**About this exercise**. Return the data below in full, exactly as it stands.

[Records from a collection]
******

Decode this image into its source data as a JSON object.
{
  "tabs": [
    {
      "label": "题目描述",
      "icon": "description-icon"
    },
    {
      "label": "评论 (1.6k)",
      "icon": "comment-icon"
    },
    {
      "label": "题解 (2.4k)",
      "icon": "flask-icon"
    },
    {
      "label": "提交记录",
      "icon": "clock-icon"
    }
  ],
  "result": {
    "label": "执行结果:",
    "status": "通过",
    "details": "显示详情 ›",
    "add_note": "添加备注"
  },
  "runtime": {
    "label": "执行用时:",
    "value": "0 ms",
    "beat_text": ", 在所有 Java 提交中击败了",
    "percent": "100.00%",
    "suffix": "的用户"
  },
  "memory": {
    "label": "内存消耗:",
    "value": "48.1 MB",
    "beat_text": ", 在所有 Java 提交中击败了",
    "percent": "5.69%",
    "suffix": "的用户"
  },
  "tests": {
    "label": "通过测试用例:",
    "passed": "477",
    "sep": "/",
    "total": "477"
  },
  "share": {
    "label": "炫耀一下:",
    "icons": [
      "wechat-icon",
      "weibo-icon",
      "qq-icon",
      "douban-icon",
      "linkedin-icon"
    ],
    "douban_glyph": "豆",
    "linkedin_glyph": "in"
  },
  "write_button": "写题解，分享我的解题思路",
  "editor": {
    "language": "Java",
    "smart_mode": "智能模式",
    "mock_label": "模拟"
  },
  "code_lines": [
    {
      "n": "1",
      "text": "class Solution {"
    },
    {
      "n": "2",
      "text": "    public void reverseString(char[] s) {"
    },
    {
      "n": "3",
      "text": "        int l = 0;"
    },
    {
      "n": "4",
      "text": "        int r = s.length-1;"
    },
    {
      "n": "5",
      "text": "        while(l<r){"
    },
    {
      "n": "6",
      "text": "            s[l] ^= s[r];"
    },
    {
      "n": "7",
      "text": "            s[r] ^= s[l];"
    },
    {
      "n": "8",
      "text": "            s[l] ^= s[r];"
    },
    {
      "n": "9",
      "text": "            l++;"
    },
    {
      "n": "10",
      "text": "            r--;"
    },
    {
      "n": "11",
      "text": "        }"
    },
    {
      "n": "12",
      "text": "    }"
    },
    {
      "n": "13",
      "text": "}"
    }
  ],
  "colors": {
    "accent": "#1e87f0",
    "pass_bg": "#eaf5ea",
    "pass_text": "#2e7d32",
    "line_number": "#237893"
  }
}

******

**Solved exercise**.
Decode this image into its source data as a JSON object.
{
  "tabs": [
    {
      "label": "题目描述",
      "icon": "description-icon"
    },
    {
      "label": "评论 (1.6k)",
      "icon": "comment-icon"
    },
    {
      "label": "题解 (2.4k)",
      "icon": "flask-icon"
    },
    {
      "label": "提交记录",
      "icon": "clock-icon"
    }
  ],
  "result": {
    "label": "执行结果:",
    "status": "通过",
    "details": "显示详情 ›",
    "add_note": "添加备注"
  },
  "runtime": {
    "label": "执行用时:",
    "value": "0 ms",
    "beat_text": ", 在所有 Java 提交中击败了",
    "percent": "100.00%",
    "suffix": "的用户"
  },
  "memory": {
    "label": "内存消耗:",
    "value": "48.1 MB",
    "beat_text": ", 在所有 Java 提交中击败了",
    "percent": "5.69%",
    "suffix": "的用户"
  },
  "tests": {
    "label": "通过测试用例:",
    "passed": "477",
    "sep": "/",
    "total": "477"
  },
  "share": {
    "label": "炫耀一下:",
    "icons": [
      "wechat-icon",
      "weibo-icon",
      "qq-icon",
      "douban-icon",
      "linkedin-icon"
    ],
    "douban_glyph": "豆",
    "linkedin_glyph": "in"
  },
  "write_button": "写题解，分享我的解题思路",
  "editor": {
    "language": "Java",
    "smart_mode": "智能模式",
    "mock_label": "模拟"
  },
  "code_lines": [
    {
      "n": "1",
      "text": "class Solution {"
    },
    {
      "n": "2",
      "text": "    public void reverseString(char[] s) {"
    },
    {
      "n": "3",
      "text": "        int l = 0;"
    },
    {
      "n": "4",
      "text": "        int r = s.length-1;"
    },
    {
      "n": "5",
      "text": "        while(l<r){"
    },
    {
      "n": "6",
      "text": "            s[l] ^= s[r];"
    },
    {
      "n": "7",
      "text": "            s[r] ^= s[l];"
    },
    {
      "n": "8",
      "text": "            s[l] ^= s[r];"
    },
    {
      "n": "9",
      "text": "            l++;"
    },
    {
      "n": "10",
      "text": "            r--;"
    },
    {
      "n": "11",
      "text": "        }"
    },
    {
      "n": "12",
      "text": "    }"
    },
    {
      "n": "13",
      "text": "}"
    }
  ],
  "colors": {
    "accent": "#1e87f0",
    "pass_bg": "#eaf5ea",
    "pass_text": "#2e7d32",
    "line_number": "#237893"
  }
}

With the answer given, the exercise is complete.